This technique simply repurposes a computer liquid crystal display (LCD) screen as a radiograph view box. No special skills are needed, nor is any significant manipulation of the basic operating system or desktop contents required.
Start with the monitor
A rotating computer monitor (19-inch or larger) with a 4:3 aspect ratio is preferable. The host computer should be running a version of Windows operating system. The Safari browser in Mac OS X does not support this technique.
First, locate the brightness control, usually on the bottom right of the monitor (Fig. 1), and increase the brightness to its maximum value. The modern LCD monitor will usually have a luminance value of 250 cd/m2 or greater, which is sufficient for use as a view box.
Next, open your browser (such as Internet Explorer or Firefox) to a blank page. With many browsers, you can type “about:blank” in the address bar and press enter to produce a blank white page.

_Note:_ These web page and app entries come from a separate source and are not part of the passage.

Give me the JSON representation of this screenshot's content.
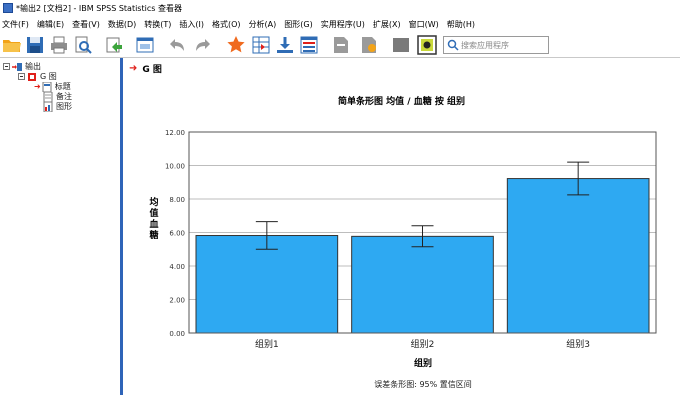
{
  "window": {
    "title": "*输出2 [文档2] - IBM SPSS Statistics 查看器"
  },
  "menu": [
    "文件(F)",
    "编辑(E)",
    "查看(V)",
    "数据(D)",
    "转换(T)",
    "插入(I)",
    "格式(O)",
    "分析(A)",
    "图形(G)",
    "实用程序(U)",
    "扩展(X)",
    "窗口(W)",
    "帮助(H)"
  ],
  "toolbar": {
    "icons": [
      "open-icon",
      "save-icon",
      "print-icon",
      "print-preview-icon",
      "export-icon",
      "recall-dialog-icon",
      "undo-icon",
      "redo-icon",
      "goto-data-icon",
      "goto-case-icon",
      "goto-variable-icon",
      "variables-icon",
      "promote-icon",
      "demote-icon",
      "show-all-icon",
      "insert-output-icon"
    ],
    "search_placeholder": "搜索应用程序"
  },
  "outline": {
    "root": "输出",
    "node": "G 图",
    "children": [
      "标题",
      "备注",
      "图形"
    ]
  },
  "content": {
    "heading": "G 图",
    "chart_title": "简单条形图 均值 / 血糖 按 组别",
    "footnote": "误差条形图: 95% 置信区间"
  },
  "chart_data": {
    "type": "bar",
    "title": "简单条形图 均值 / 血糖 按 组别",
    "xlabel": "组别",
    "ylabel": "均值 血糖",
    "categories": [
      "组别1",
      "组别2",
      "组别3"
    ],
    "values": [
      5.82,
      5.77,
      9.22
    ],
    "error_low": [
      5.0,
      5.15,
      8.25
    ],
    "error_high": [
      6.65,
      6.4,
      10.2
    ],
    "ylim": [
      0,
      12
    ],
    "yticks": [
      "0.00",
      "2.00",
      "4.00",
      "6.00",
      "8.00",
      "10.00",
      "12.00"
    ],
    "grid": true,
    "bar_color": "#2ea9f2",
    "note": "误差条形图: 95% 置信区间"
  }
}
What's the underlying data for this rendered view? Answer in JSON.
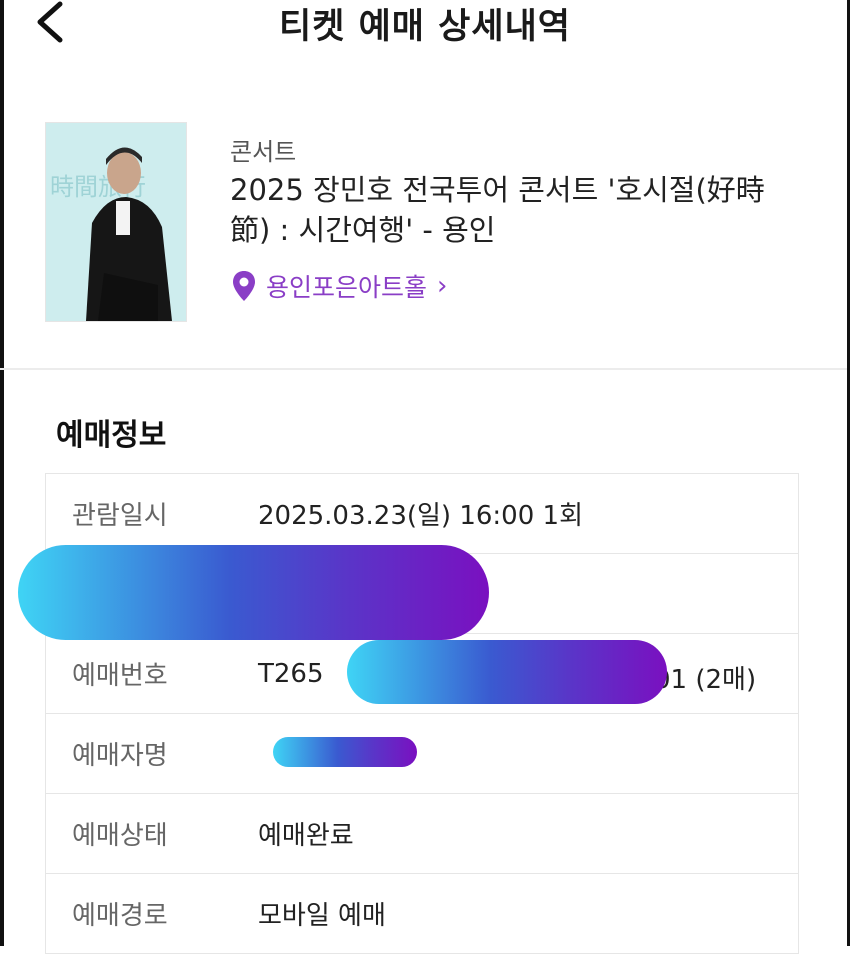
{
  "header": {
    "title": "티켓 예매 상세내역",
    "back_icon": "chevron-left-icon"
  },
  "product": {
    "category": "콘서트",
    "title": "2025 장민호 전국투어 콘서트 '호시절(好時節) : 시간여행' - 용인",
    "venue": "용인포은아트홀",
    "venue_icon": "location-pin-icon",
    "venue_color": "#8a3ec6"
  },
  "booking_info": {
    "section_title": "예매정보",
    "rows": [
      {
        "label": "관람일시",
        "value": "2025.03.23(일) 16:00 1회"
      },
      {
        "label": "",
        "value": ""
      },
      {
        "label": "예매번호",
        "value_prefix": "T265",
        "value_suffix": "01 (2매)"
      },
      {
        "label": "예매자명",
        "value": ""
      },
      {
        "label": "예매상태",
        "value": "예매완료"
      },
      {
        "label": "예매경로",
        "value": "모바일 예매"
      }
    ]
  },
  "colors": {
    "redaction_start": "#3fd4f5",
    "redaction_end": "#7a10c0"
  }
}
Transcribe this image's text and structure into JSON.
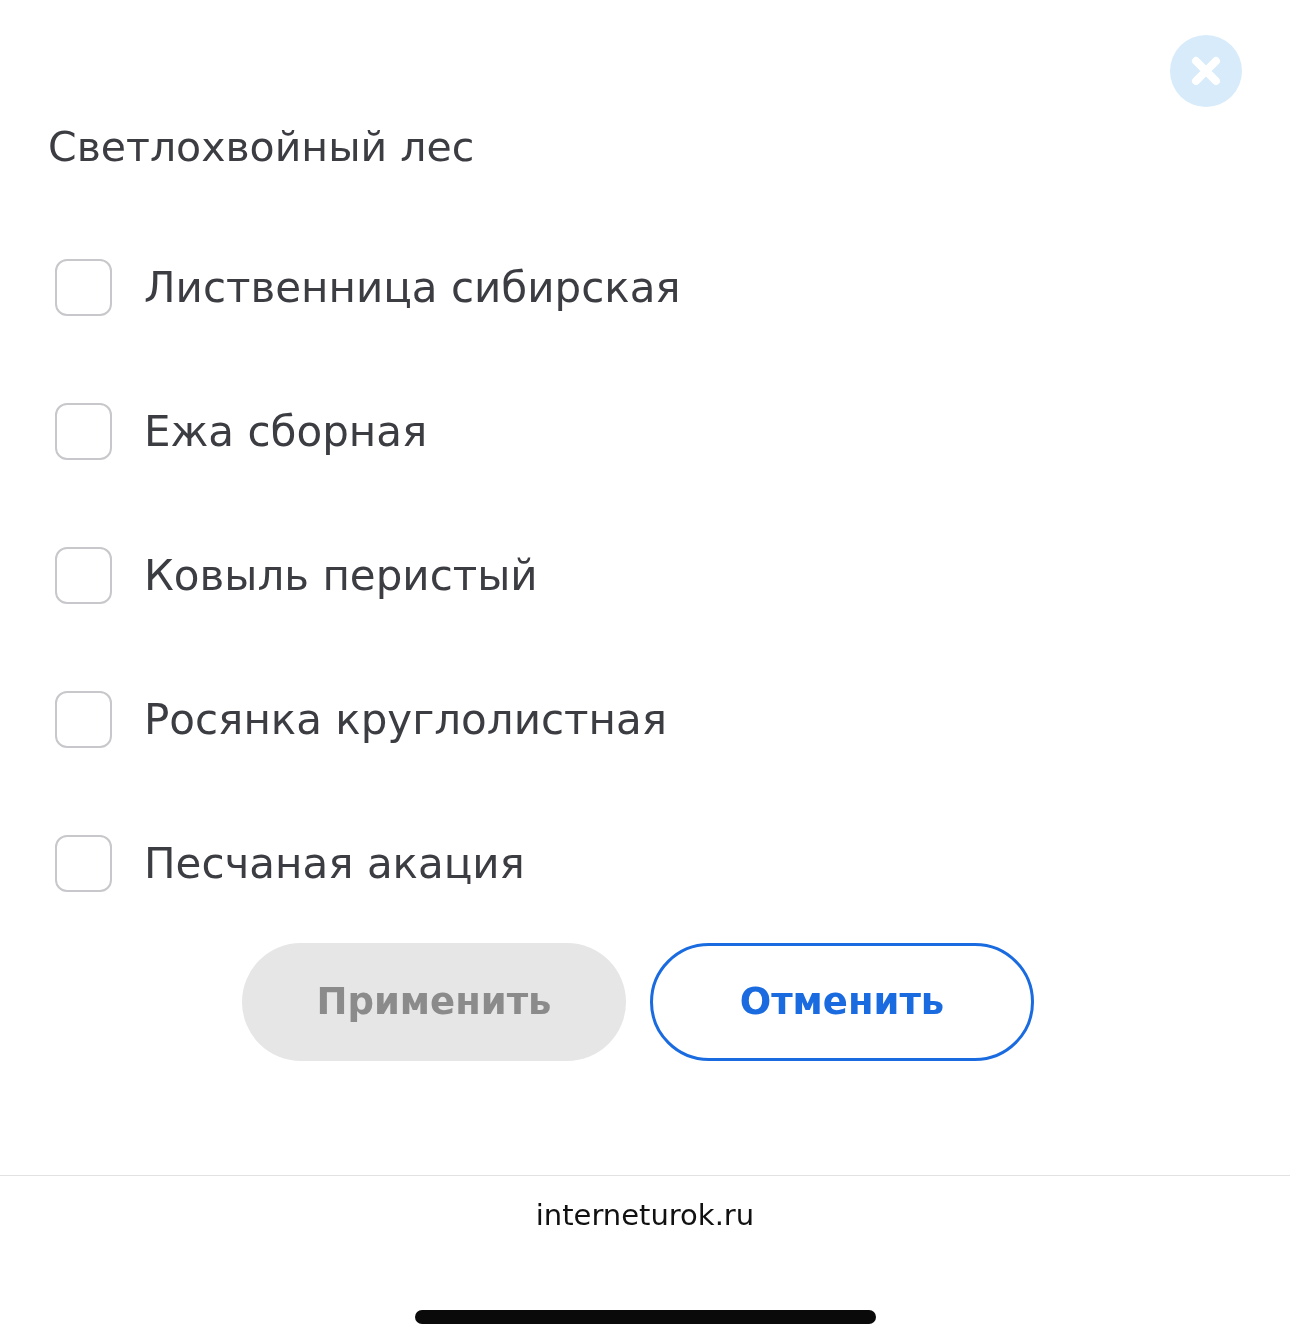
{
  "title": "Светлохвойный лес",
  "options": [
    {
      "label": "Лиственница сибирская",
      "checked": false
    },
    {
      "label": "Ежа сборная",
      "checked": false
    },
    {
      "label": "Ковыль перистый",
      "checked": false
    },
    {
      "label": "Росянка круглолистная",
      "checked": false
    },
    {
      "label": "Песчаная акация",
      "checked": false
    }
  ],
  "buttons": [
    {
      "label": "Применить",
      "disabled": true
    },
    {
      "label": "Отменить",
      "disabled": false
    }
  ],
  "footer": {
    "url": "interneturok.ru"
  }
}
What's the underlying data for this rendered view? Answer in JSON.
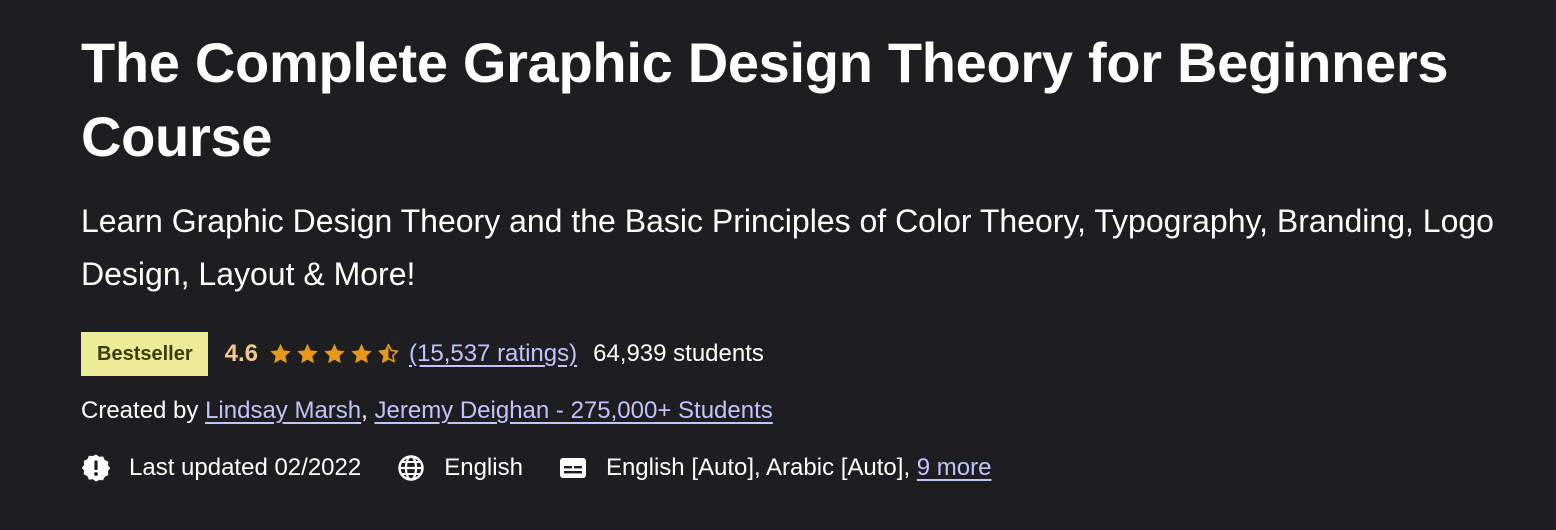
{
  "course": {
    "title": "The Complete Graphic Design Theory for Beginners Course",
    "subtitle": "Learn Graphic Design Theory and the Basic Principles of Color Theory, Typography, Branding, Logo Design, Layout & More!",
    "badge": "Bestseller",
    "rating": "4.6",
    "rating_value": 4.6,
    "rating_max": 5,
    "ratings_link": "(15,537 ratings)",
    "students": "64,939 students",
    "created_prefix": "Created by",
    "instructors": [
      "Lindsay Marsh",
      "Jeremy Deighan - 275,000+ Students"
    ],
    "instructor_separator": ", ",
    "last_updated": "Last updated 02/2022",
    "language": "English",
    "captions": "English [Auto], Arabic [Auto],",
    "captions_more": "9 more"
  },
  "icons": {
    "star": "star-icon",
    "half_star": "half-star-icon",
    "last_updated": "alert-badge-icon",
    "language": "globe-icon",
    "captions": "closed-captions-icon"
  },
  "colors": {
    "background": "#1e1d20",
    "text": "#ffffff",
    "badge_bg": "#eceb98",
    "badge_text": "#3d3c0a",
    "rating": "#f3ca8c",
    "stars": "#e59819",
    "link": "#c0c4fc"
  }
}
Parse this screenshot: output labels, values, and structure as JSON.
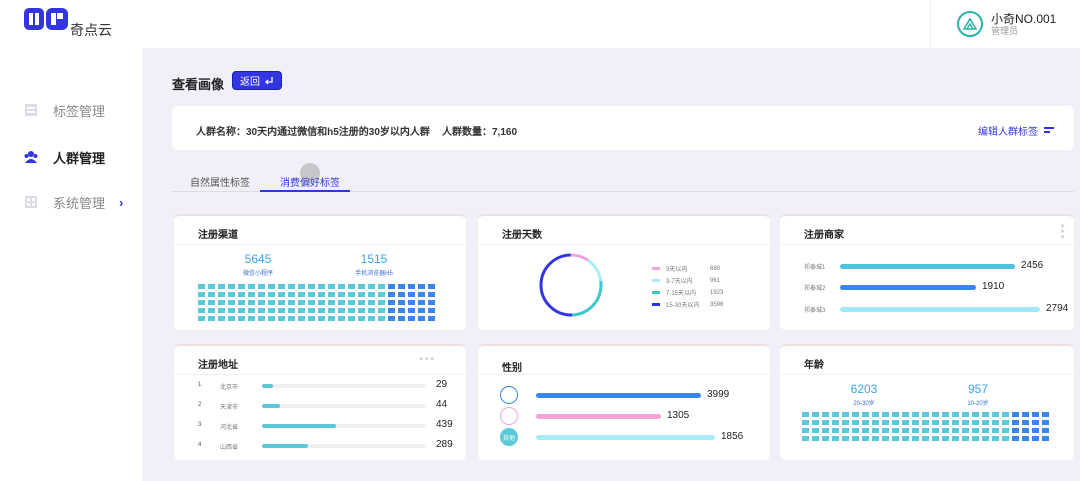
{
  "brand": {
    "logo_text": "奇点云"
  },
  "sidebar": {
    "items": [
      {
        "label": "标签管理",
        "icon": "tag-grid-icon"
      },
      {
        "label": "人群管理",
        "icon": "people-icon"
      },
      {
        "label": "系统管理",
        "icon": "system-grid-icon",
        "arrow": "›"
      }
    ]
  },
  "user": {
    "name": "小奇NO.001",
    "role": "管理员"
  },
  "page": {
    "title": "查看画像",
    "back_label": "返回"
  },
  "info": {
    "crowd_name": "人群名称：30天内通过微信和h5注册的30岁以内人群",
    "crowd_count": "人群数量：7,160",
    "edit_label": "编辑人群标签"
  },
  "tabs": [
    {
      "label": "自然属性标签"
    },
    {
      "label": "消费偏好标签",
      "active": true
    }
  ],
  "cards": {
    "channel": {
      "title": "注册渠道",
      "stats": [
        {
          "value": "5645",
          "caption": "微信小程序"
        },
        {
          "value": "1515",
          "caption": "手机浏览器H5"
        }
      ],
      "accent": "#5bc9d8"
    },
    "days": {
      "title": "注册天数",
      "legend": [
        {
          "label": "3天以内",
          "value": "680",
          "color": "#f3a3d8"
        },
        {
          "label": "3-7天以内",
          "value": "961",
          "color": "#a8ecf5"
        },
        {
          "label": "7-15天以内",
          "value": "1923",
          "color": "#3ec9c9"
        },
        {
          "label": "15-30天以内",
          "value": "3596",
          "color": "#3336e0"
        }
      ]
    },
    "merchant": {
      "title": "注册商家",
      "rows": [
        {
          "label": "祁泰城1",
          "value": "2456",
          "fraction": 0.71,
          "color": "#4ec3dc"
        },
        {
          "label": "祁泰城2",
          "value": "1910",
          "fraction": 0.55,
          "color": "#3a86e8"
        },
        {
          "label": "祁泰城3",
          "value": "2794",
          "fraction": 0.81,
          "color": "#9fe7f4"
        }
      ]
    },
    "region": {
      "title": "注册地址",
      "rows": [
        {
          "idx": "1",
          "name": "北京市",
          "value": "29",
          "fraction": 0.07
        },
        {
          "idx": "2",
          "name": "天津市",
          "value": "44",
          "fraction": 0.11
        },
        {
          "idx": "3",
          "name": "河北省",
          "value": "439",
          "fraction": 0.45
        },
        {
          "idx": "4",
          "name": "山西省",
          "value": "289",
          "fraction": 0.28
        }
      ]
    },
    "gender": {
      "title": "性别",
      "rows": [
        {
          "icon": "male-icon",
          "value": "3999",
          "fraction": 0.87,
          "color": "#3a86e8",
          "iconcolor": "#3a86e8",
          "glyph": ""
        },
        {
          "icon": "female-icon",
          "value": "1305",
          "fraction": 0.66,
          "color": "#f3a3d8",
          "iconcolor": "#f3a3d8",
          "glyph": ""
        },
        {
          "icon": "unknown-icon",
          "value": "1856",
          "fraction": 0.94,
          "color": "#a8ecf5",
          "iconcolor": "#5bc9d8",
          "glyph": "其他"
        }
      ]
    },
    "age": {
      "title": "年龄",
      "stats": [
        {
          "value": "6203",
          "caption": "20-30岁"
        },
        {
          "value": "957",
          "caption": "10-20岁"
        }
      ],
      "accent": "#3a86e8"
    }
  }
}
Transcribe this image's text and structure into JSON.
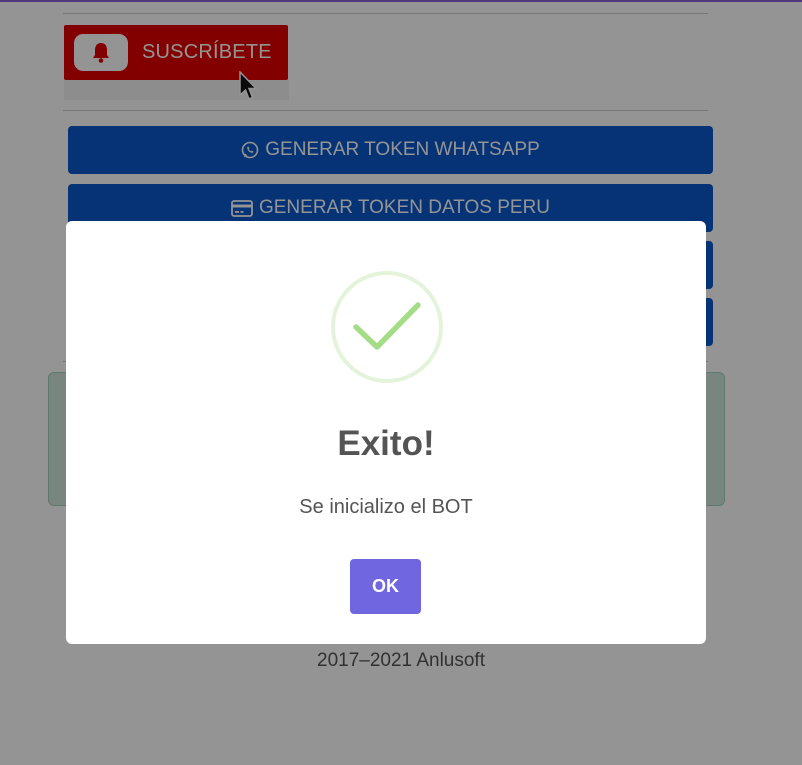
{
  "subscribe": {
    "label": "SUSCRÍBETE",
    "icon": "bell-icon",
    "cursor_icon": "mouse-cursor-icon",
    "color": "#e00000"
  },
  "buttons": [
    {
      "label": "GENERAR TOKEN WHATSAPP",
      "icon": "whatsapp-icon"
    },
    {
      "label": "GENERAR TOKEN DATOS PERU",
      "icon": "credit-card-icon"
    }
  ],
  "footer": {
    "text": "2017–2021 Anlusoft"
  },
  "modal": {
    "icon": "success-check-icon",
    "title": "Exito!",
    "message": "Se inicializo el BOT",
    "confirm_label": "OK",
    "confirm_color": "#7066e0"
  },
  "colors": {
    "primary": "#0a58ca",
    "success_icon": "#a5dc86",
    "top_accent": "#8a5fd6"
  }
}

Now, press the F11 key, which will enlarge the browser to cover the entire screen. Within several seconds, the border of the browser will disappear to the top of the monitor.
Finally, rotate the screen. (Note: rotating the screen prior to enlarging the browser will cause unpredictable mouse cursor behavior.) You can now place a radiograph on the screen for viewing (Fig. 2). If you need to temporarily attach the radiograph to the screen, you can do so using Post-It® self-stick flags. This should not damage or leave residue on the screen, the LCD monitor bezel, or the radiograph.
A standard 14-inch × 17-inch film fits almost perfectly on a 19-inch monitor in landscape rotation. When rotated, larger monitors (such as a 24-inch 4:3 aspect monitor) will show more of the radiograph but will also have a larger uncovered border at the bottom of the screen. If the film is too large to fit on the screen, simply shift it so you can see the desired position or hold the radiograph away from the monitor, so the monitor serves as a back light, enabling you to view the image.
To return the computer to its normal state, rotate the screen to the normal position, press F11, resize the browser window, and adjust the monitor brightness to its prior settings. Closing and reopening the browser will return the browser to its “home page.”
To take a digital picture with an LCD backlight, stand about 4 feet away from the monitor so that the bezel of the monitor is seen in the photograph. This will ensure that the photos display a minimal amount of moiré on the final image. After downloading the image from your camera to your computer, use a program such as Windows Paint (included in the “accessories” folder with the Windows Operating System) to open the image, which can then be rotated and cropped to the desired size (Fig. 3).
Robert A. Audell, MD, is a spine and sports medicine specialist with Tower Orthopaedics in Beverly Hills, Calif. He can be reached at firstname.lastname@example.org
References and Suggested Reading
Amidror I. The Theory of the Moiré Phenomenon: Volume I: Periodic Layers (Computational Imaging and Vision), Springer; 2nd ed. edition (June 19, 2009)
Ibrahim, KF; Newnes Guide to Television and Video Technology, Fourth Edition: The Guide for the Digital Age - from HDTV, DVD and flat-screen technologies to Multimedia Broadcasting, Mobile TV and Blu Ray [Paperback], Newnes; 4 edition (September 28, 2007)